Springfield M1A: An M14 Rifle For The Rest Of Us
The M1A gas-operated magazine-fed rifle this rifle is a variant of the M14 that developed for civilian usage. The M1A has a trapdoor buttstock in addition it has a folding butt plate this is supposedly for using fully automatic fire to keep the rifle on target. Over all this rifle is a great rifle to have. ...more
Gun Review: Springfield Armory M1A
Springfield Armory Inc. began to produce the semi-auto M1A around 1974 using surplus GI M14 parts. The M1A launched SA, Inc. as a top shelf firearms manufacturer. The rifle has been popular ever since. The M1A Standard could be made lighter by shaving metal here and there or using composite materials like the SOCOM II variant.The M1A is also a big rifle. While not as long as, say, a Mosin Nagant, the M1A is over 44 inches in length. It will never be confused with a jungle carbine. The M1A’s front sight is a straightforward military blade with protective ears. The rear sight is adjustable for windage and elevation, but there’s only one aperture. The peep sight—barely 1/16th” in diameter—looks to be useless at close range but effective at distance. ...more
Review: Springfield Armory Loaded M1A

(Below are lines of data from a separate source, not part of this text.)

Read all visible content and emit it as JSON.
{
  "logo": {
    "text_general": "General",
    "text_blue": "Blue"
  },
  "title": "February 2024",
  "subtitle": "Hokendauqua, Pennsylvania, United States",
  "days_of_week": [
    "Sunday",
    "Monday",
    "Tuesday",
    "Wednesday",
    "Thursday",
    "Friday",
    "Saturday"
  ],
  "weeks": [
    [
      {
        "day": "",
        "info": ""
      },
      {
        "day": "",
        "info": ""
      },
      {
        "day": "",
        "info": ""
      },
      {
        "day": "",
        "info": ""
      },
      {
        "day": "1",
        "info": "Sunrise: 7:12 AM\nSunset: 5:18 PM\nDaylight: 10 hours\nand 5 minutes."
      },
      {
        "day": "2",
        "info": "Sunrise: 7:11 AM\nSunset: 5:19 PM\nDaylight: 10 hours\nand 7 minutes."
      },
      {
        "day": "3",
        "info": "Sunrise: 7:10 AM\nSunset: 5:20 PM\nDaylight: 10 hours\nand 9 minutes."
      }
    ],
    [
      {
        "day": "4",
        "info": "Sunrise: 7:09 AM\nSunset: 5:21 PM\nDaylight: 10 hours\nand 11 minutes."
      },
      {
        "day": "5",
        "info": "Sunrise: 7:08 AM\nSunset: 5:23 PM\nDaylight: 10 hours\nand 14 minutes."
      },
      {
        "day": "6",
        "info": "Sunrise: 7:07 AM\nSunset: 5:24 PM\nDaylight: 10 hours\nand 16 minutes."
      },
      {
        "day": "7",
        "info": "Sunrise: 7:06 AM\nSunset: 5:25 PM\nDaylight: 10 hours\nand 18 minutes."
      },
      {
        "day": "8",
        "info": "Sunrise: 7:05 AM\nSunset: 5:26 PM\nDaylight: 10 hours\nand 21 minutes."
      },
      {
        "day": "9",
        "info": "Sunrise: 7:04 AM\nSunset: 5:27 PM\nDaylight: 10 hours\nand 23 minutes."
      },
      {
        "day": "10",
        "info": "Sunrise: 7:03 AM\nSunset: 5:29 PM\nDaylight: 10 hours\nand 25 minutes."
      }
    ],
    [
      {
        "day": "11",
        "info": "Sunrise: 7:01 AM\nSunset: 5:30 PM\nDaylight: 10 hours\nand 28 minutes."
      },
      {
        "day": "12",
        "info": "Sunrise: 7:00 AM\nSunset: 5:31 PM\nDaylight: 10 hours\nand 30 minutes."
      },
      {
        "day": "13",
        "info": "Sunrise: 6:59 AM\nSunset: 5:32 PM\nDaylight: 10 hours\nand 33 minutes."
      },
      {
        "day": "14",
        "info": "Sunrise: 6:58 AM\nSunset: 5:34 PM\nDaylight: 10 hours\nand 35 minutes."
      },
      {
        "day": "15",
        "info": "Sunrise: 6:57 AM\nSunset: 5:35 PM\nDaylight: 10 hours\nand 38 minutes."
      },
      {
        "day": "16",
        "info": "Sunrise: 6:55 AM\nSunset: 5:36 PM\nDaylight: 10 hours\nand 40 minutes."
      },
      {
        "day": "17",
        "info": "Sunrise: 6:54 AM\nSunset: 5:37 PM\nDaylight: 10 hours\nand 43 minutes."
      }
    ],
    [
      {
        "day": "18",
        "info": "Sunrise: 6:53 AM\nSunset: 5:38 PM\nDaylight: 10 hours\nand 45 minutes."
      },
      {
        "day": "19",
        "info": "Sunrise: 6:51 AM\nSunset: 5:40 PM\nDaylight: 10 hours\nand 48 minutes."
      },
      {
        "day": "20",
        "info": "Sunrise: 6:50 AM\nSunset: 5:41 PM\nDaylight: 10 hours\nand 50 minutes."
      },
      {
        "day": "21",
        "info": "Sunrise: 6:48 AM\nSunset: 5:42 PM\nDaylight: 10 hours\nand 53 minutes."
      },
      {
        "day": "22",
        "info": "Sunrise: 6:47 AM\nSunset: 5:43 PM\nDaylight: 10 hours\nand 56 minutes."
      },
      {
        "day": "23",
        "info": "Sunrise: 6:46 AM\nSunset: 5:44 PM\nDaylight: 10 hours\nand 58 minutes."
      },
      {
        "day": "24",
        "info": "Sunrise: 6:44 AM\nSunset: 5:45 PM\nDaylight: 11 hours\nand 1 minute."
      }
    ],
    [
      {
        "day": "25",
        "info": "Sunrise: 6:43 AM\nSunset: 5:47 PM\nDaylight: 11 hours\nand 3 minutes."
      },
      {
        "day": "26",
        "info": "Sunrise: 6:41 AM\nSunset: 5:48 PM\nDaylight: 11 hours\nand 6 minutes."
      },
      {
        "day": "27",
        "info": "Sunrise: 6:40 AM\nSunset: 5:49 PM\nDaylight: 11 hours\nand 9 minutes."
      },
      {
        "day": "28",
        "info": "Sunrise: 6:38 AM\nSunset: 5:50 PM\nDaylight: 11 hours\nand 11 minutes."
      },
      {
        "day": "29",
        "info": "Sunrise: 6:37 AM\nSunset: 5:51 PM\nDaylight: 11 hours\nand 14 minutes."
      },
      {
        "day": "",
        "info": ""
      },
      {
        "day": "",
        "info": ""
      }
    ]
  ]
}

The Precision Adjustable stock variant emerged in 2015 and allows the shooter to fit the rifle exactly as he or she desires for cheek weld and length-of-pull. Toolless adjustments can be made by turning a polymer adjustment knob integral to the stock for either the cheekpiece or the buttpad. A significant pistol grip completes the ergonomic treatment, allowing those more acquainted with AR-15- or AK-47-pattern rifles a familiar handhold on the M1A. Even for someone unfamiliar with the general M1A layout, the Springfield Armory Loaded M1A is pretty simple to run. Charge the magazine (a 10-round magazine is included, but 20-round magazines are plentiful), then load it into the rifle. Pull back on the operating-rod handle and release to load, push the safety lever to fire and the rifle is ready. In the Loaded M1A, the trigger is a two-stage, National Match variant with a light takeup and a stiff, but not unduly heavy break. It’s different than a good AR-15 trigger—not bad, just different. Once you become attuned to the M1A’s trigger, it functions quite well and assists in achieving superlative accuracy. ...more